> Problem
From the first record to the last, write out each one exactly.

*** Begin section ***

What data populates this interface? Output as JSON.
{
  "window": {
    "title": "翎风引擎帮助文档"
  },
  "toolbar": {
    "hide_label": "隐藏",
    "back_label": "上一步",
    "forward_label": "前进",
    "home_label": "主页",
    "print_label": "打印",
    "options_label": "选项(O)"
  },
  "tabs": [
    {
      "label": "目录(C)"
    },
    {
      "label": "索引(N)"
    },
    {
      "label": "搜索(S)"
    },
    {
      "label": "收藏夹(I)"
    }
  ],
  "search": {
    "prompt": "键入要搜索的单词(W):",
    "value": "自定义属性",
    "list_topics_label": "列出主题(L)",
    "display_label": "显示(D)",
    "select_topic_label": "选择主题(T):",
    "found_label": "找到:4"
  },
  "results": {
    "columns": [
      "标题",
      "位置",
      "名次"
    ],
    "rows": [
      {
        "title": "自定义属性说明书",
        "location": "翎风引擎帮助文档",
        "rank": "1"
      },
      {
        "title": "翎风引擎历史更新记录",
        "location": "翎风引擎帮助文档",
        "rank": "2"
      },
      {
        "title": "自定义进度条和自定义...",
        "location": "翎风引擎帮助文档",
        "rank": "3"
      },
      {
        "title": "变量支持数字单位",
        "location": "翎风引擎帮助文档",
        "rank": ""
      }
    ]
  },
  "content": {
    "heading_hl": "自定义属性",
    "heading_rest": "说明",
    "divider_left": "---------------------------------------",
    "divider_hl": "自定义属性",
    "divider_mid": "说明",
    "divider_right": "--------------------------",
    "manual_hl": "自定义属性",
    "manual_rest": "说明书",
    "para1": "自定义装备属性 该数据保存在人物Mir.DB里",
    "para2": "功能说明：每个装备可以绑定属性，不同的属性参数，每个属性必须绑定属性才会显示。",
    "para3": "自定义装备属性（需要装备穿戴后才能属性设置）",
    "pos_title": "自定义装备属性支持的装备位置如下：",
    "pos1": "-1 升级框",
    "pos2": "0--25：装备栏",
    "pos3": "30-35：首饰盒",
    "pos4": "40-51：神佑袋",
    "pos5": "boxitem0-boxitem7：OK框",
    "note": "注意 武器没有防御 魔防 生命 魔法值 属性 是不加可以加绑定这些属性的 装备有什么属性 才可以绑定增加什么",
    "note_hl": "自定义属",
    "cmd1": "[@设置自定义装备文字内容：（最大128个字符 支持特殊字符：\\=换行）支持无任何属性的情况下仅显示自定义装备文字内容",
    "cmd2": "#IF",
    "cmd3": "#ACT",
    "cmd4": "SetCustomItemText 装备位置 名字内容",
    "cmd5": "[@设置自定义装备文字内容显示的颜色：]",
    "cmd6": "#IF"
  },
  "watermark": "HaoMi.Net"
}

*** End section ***

> Solution for this exercise
What data populates this interface? Output as JSON.
{
  "window": {
    "title": "翎风引擎帮助文档"
  },
  "toolbar": {
    "hide_label": "隐藏",
    "back_label": "上一步",
    "forward_label": "前进",
    "home_label": "主页",
    "print_label": "打印",
    "options_label": "选项(O)"
  },
  "tabs": [
    {
      "label": "目录(C)"
    },
    {
      "label": "索引(N)"
    },
    {
      "label": "搜索(S)"
    },
    {
      "label": "收藏夹(I)"
    }
  ],
  "search": {
    "prompt": "键入要搜索的单词(W):",
    "value": "自定义属性",
    "list_topics_label": "列出主题(L)",
    "display_label": "显示(D)",
    "select_topic_label": "选择主题(T):",
    "found_label": "找到:4"
  },
  "results": {
    "columns": [
      "标题",
      "位置",
      "名次"
    ],
    "rows": [
      {
        "title": "自定义属性说明书",
        "location": "翎风引擎帮助文档",
        "rank": "1"
      },
      {
        "title": "翎风引擎历史更新记录",
        "location": "翎风引擎帮助文档",
        "rank": "2"
      },
      {
        "title": "自定义进度条和自定义...",
        "location": "翎风引擎帮助文档",
        "rank": "3"
      },
      {
        "title": "变量支持数字单位",
        "location": "翎风引擎帮助文档",
        "rank": ""
      }
    ]
  },
  "content": {
    "heading_hl": "自定义属性",
    "heading_rest": "说明",
    "divider_left": "---------------------------------------",
    "divider_hl": "自定义属性",
    "divider_mid": "说明",
    "divider_right": "--------------------------",
    "manual_hl": "自定义属性",
    "manual_rest": "说明书",
    "para1": "自定义装备属性 该数据保存在人物Mir.DB里",
    "para2": "功能说明：每个装备可以绑定属性，不同的属性参数，每个属性必须绑定属性才会显示。",
    "para3": "自定义装备属性（需要装备穿戴后才能属性设置）",
    "pos_title": "自定义装备属性支持的装备位置如下：",
    "pos1": "-1 升级框",
    "pos2": "0--25：装备栏",
    "pos3": "30-35：首饰盒",
    "pos4": "40-51：神佑袋",
    "pos5": "boxitem0-boxitem7：OK框",
    "note": "注意 武器没有防御 魔防 生命 魔法值 属性 是不加可以加绑定这些属性的 装备有什么属性 才可以绑定增加什么",
    "note_hl": "自定义属",
    "cmd1": "[@设置自定义装备文字内容：（最大128个字符 支持特殊字符：\\=换行）支持无任何属性的情况下仅显示自定义装备文字内容",
    "cmd2": "#IF",
    "cmd3": "#ACT",
    "cmd4": "SetCustomItemText 装备位置 名字内容",
    "cmd5": "[@设置自定义装备文字内容显示的颜色：]",
    "cmd6": "#IF"
  },
  "watermark": "HaoMi.Net"
}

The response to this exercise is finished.